The requirements to apply for this visa are listed on the website of the Italian consulate that covers the jurisdiction where you reside. In order to determine which consulate you will need to apply to you can refer to this list. It is worth pointing out that although there might be some differences among Italian consulates, as a general rule you will need to provide the following:

  • your tax returns from the last two years,
  • a registered lease or deed for property in Italy,
  • official letters from banks or financial institutions that prove substantial and stable private income originating from pensions, properties or investment funds,
  • and a cover letter explaining the reasons why you wish to relocate to Italy.

Once your application has been approved, the visa will allow you to stay in Italy for 365 days. Upon arriving in Italy, you will need to apply for a residency permit through the local Questura, which will verify each year that you meet the requirements and re-issue the residency permit. This visa can also be extended to your spouse and children over the age of 18 living with you, provided that you can demonstrate adequate financial assets to support them.  

Investor Visa

The Investor Visa, also referred to as the “Italian Golden Visa”, was introduced in 2016 to allow non-EU citizens to contribute to Italy’s economic growth whilst being able to spend time in the country without any restrictions. In particular, this visa allows investors to stay in Italy for up to 2 years provided that they invest in strategic sectors of the Italian economy, which have been outlined as follows:

  1. Government bonds: € 2 million
  2. Italian limited company: € 500,000
  3. Italian innovative start-up: € 250,000
  4. Philanthropic donation: € 1 million

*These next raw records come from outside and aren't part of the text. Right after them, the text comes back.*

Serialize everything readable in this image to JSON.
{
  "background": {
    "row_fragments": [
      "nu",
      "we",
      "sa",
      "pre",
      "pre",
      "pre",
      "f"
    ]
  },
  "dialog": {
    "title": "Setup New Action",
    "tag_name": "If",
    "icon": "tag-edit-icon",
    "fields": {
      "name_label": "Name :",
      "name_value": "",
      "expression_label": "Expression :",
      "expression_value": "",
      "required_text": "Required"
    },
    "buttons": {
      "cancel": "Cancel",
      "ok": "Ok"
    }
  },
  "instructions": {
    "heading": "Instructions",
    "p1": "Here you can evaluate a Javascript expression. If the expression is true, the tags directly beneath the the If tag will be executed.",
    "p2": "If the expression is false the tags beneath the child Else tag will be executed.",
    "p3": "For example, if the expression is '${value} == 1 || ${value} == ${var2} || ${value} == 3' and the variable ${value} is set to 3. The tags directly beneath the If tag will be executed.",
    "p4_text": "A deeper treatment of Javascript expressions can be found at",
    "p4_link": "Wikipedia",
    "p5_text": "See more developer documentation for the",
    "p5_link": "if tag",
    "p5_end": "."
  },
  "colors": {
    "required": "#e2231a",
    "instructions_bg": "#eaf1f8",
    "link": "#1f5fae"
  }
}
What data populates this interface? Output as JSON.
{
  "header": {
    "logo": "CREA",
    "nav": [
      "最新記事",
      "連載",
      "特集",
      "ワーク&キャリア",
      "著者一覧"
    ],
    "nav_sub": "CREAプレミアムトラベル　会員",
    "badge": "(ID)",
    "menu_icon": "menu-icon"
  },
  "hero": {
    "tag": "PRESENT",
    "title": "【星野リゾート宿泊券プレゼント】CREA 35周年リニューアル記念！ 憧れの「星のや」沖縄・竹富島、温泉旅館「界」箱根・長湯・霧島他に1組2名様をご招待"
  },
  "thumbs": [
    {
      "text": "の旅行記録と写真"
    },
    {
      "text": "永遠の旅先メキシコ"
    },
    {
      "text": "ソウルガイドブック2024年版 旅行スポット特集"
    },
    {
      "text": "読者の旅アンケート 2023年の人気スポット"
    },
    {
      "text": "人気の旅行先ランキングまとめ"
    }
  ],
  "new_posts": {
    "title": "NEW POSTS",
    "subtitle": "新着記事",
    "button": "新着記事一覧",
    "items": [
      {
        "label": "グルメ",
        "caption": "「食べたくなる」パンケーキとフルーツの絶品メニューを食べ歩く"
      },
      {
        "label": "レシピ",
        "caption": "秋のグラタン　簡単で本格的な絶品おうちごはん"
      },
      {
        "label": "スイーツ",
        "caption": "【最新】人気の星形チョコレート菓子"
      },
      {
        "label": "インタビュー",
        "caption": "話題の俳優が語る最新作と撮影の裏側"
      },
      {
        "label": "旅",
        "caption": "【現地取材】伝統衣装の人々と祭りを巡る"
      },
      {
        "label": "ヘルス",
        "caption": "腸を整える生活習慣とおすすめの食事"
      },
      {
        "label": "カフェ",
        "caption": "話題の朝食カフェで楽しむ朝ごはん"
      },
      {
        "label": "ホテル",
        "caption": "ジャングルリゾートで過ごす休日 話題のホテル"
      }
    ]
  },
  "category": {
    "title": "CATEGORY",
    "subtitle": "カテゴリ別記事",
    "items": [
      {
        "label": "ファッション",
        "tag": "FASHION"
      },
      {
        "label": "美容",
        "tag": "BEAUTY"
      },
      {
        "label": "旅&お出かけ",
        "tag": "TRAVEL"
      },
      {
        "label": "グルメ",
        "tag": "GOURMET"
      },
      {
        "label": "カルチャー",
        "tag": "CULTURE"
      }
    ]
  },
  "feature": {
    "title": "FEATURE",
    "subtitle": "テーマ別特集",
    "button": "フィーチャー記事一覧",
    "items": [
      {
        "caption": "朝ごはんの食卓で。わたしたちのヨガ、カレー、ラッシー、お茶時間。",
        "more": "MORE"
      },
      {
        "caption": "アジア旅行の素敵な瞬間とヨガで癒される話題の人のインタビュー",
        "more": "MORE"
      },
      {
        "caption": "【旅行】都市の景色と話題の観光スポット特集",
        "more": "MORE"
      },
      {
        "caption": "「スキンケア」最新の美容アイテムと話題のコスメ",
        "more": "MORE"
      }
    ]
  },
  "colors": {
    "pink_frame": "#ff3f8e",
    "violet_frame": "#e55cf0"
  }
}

In order to apply for this visa you will need to prove that you have sufficient financial resources to carry out your investment plan. You will also need clean criminal records and a declaration of commitment with proof of consent from the recipient. The application for the visa can be submitted on the website of the Italian Ministry of Economic Development. The Investor Visa for Italy Committee will have 30 days to review your application; if they approve it you will have 6 months to request an Investor Visa at the Italian consulate which covers the jurisdiction where you reside. The visa will allow you to stay in Italy for 2 years, however it can also be renewed for an additional three years. 

Please note that there are other types of visas than the ones described above, therefore, if you do not meet the eligibility requirements to apply for the investor visa or the elective residence visa you may qualify for other types of visas, such as the work visa, the study visa, the family visa or the self-employment visa. It is also worth keeping in mind that while these visas allow you to enter Italy, you can apply for Italian citizenship by residency as soon as you have reached the number of years required to apply by Italian law.

We hope that this article has provided you with an insight into the options that are available to you if you cannot apply for Italian citizenship by descent but wish to live in Italy without any limitations. If you would like to learn more about the topic send us an email at info@italiancitizenshipassistance.com or call us at +1 951-742-5830 for a free consultation. We will be happy to help you!